- **TASK STATEMENT**
Find the string "subtitle" in the data, and copy out each line that has it.

- **AVAILABLE RECORDS**
——————

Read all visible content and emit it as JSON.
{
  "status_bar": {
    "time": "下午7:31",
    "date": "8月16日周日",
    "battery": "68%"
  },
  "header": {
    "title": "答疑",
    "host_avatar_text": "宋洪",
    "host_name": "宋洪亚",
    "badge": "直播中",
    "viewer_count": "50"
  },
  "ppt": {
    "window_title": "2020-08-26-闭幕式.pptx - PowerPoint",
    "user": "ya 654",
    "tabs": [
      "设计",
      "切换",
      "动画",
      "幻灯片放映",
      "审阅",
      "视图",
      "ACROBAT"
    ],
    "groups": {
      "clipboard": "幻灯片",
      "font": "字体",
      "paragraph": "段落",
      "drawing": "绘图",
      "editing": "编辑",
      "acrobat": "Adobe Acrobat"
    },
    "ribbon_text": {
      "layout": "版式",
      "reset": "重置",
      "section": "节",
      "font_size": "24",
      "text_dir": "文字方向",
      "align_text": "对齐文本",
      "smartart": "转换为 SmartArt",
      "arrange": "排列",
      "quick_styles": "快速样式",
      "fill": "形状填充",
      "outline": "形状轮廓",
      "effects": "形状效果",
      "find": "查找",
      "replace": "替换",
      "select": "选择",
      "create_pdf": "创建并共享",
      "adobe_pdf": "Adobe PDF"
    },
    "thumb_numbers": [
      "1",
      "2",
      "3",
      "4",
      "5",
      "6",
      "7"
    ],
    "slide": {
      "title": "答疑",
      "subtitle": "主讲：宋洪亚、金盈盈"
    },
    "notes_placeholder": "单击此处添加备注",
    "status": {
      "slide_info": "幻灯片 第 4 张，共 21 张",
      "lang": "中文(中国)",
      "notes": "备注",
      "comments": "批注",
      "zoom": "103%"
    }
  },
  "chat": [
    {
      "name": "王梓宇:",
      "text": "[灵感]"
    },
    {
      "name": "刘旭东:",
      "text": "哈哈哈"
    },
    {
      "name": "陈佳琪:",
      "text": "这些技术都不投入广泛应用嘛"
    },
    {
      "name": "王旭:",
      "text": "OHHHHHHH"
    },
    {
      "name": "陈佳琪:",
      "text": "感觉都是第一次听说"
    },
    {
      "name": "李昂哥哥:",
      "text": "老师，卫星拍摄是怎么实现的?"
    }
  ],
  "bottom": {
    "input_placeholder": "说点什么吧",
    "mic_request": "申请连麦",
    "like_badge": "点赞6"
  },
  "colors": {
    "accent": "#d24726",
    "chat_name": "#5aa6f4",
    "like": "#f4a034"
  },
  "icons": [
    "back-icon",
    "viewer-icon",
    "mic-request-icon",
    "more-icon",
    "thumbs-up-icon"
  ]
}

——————

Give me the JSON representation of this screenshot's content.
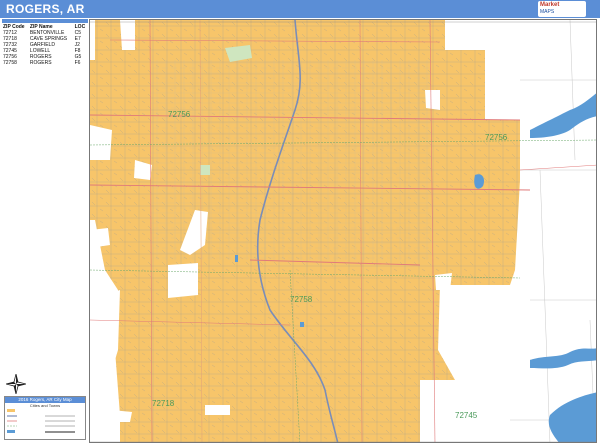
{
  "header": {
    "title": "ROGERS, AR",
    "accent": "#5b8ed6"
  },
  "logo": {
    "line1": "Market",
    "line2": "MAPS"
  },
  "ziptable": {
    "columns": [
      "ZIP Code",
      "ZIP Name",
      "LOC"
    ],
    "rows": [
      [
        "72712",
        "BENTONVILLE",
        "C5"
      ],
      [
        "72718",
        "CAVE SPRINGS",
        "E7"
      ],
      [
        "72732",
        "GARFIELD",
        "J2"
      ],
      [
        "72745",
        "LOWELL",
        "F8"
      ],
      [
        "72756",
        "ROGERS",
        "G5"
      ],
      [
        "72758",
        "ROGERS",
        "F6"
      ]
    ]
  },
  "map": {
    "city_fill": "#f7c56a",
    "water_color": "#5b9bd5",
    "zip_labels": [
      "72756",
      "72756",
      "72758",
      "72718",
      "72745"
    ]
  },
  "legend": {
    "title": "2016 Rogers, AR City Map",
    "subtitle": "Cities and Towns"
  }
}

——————

- **EXERCISE OUTPUT**
      "subtitle": "主讲：宋洪亚、金盈盈"
    "subtitle": "Cities and Towns"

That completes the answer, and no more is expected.